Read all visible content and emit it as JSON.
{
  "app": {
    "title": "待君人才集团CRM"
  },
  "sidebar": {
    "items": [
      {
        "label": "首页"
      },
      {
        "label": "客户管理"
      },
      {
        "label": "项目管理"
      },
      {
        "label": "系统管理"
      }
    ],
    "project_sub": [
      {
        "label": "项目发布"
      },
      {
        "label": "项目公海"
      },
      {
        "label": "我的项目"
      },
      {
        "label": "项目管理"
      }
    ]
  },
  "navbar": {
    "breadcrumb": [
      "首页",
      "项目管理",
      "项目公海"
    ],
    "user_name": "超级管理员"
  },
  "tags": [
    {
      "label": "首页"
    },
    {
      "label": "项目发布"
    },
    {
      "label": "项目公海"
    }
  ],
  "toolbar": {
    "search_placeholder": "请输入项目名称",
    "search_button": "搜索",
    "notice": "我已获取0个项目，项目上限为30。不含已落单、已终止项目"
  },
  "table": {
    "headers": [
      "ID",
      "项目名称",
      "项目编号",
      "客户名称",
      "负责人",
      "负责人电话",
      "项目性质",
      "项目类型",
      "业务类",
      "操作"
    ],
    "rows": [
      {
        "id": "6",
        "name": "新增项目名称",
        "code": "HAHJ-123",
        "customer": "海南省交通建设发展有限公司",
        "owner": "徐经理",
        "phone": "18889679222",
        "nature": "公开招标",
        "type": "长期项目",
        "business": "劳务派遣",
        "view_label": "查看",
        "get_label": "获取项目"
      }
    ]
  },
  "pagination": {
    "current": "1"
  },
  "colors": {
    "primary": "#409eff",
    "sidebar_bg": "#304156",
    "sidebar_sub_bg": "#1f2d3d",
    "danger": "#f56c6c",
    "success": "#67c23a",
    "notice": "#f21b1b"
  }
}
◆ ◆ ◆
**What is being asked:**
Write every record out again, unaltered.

**Written solution:**
Read all visible content and emit it as JSON.
{
  "app": {
    "title": "待君人才集团CRM"
  },
  "sidebar": {
    "items": [
      {
        "label": "首页"
      },
      {
        "label": "客户管理"
      },
      {
        "label": "项目管理"
      },
      {
        "label": "系统管理"
      }
    ],
    "project_sub": [
      {
        "label": "项目发布"
      },
      {
        "label": "项目公海"
      },
      {
        "label": "我的项目"
      },
      {
        "label": "项目管理"
      }
    ]
  },
  "navbar": {
    "breadcrumb": [
      "首页",
      "项目管理",
      "项目公海"
    ],
    "user_name": "超级管理员"
  },
  "tags": [
    {
      "label": "首页"
    },
    {
      "label": "项目发布"
    },
    {
      "label": "项目公海"
    }
  ],
  "toolbar": {
    "search_placeholder": "请输入项目名称",
    "search_button": "搜索",
    "notice": "我已获取0个项目，项目上限为30。不含已落单、已终止项目"
  },
  "table": {
    "headers": [
      "ID",
      "项目名称",
      "项目编号",
      "客户名称",
      "负责人",
      "负责人电话",
      "项目性质",
      "项目类型",
      "业务类",
      "操作"
    ],
    "rows": [
      {
        "id": "6",
        "name": "新增项目名称",
        "code": "HAHJ-123",
        "customer": "海南省交通建设发展有限公司",
        "owner": "徐经理",
        "phone": "18889679222",
        "nature": "公开招标",
        "type": "长期项目",
        "business": "劳务派遣",
        "view_label": "查看",
        "get_label": "获取项目"
      }
    ]
  },
  "pagination": {
    "current": "1"
  },
  "colors": {
    "primary": "#409eff",
    "sidebar_bg": "#304156",
    "sidebar_sub_bg": "#1f2d3d",
    "danger": "#f56c6c",
    "success": "#67c23a",
    "notice": "#f21b1b"
  }
}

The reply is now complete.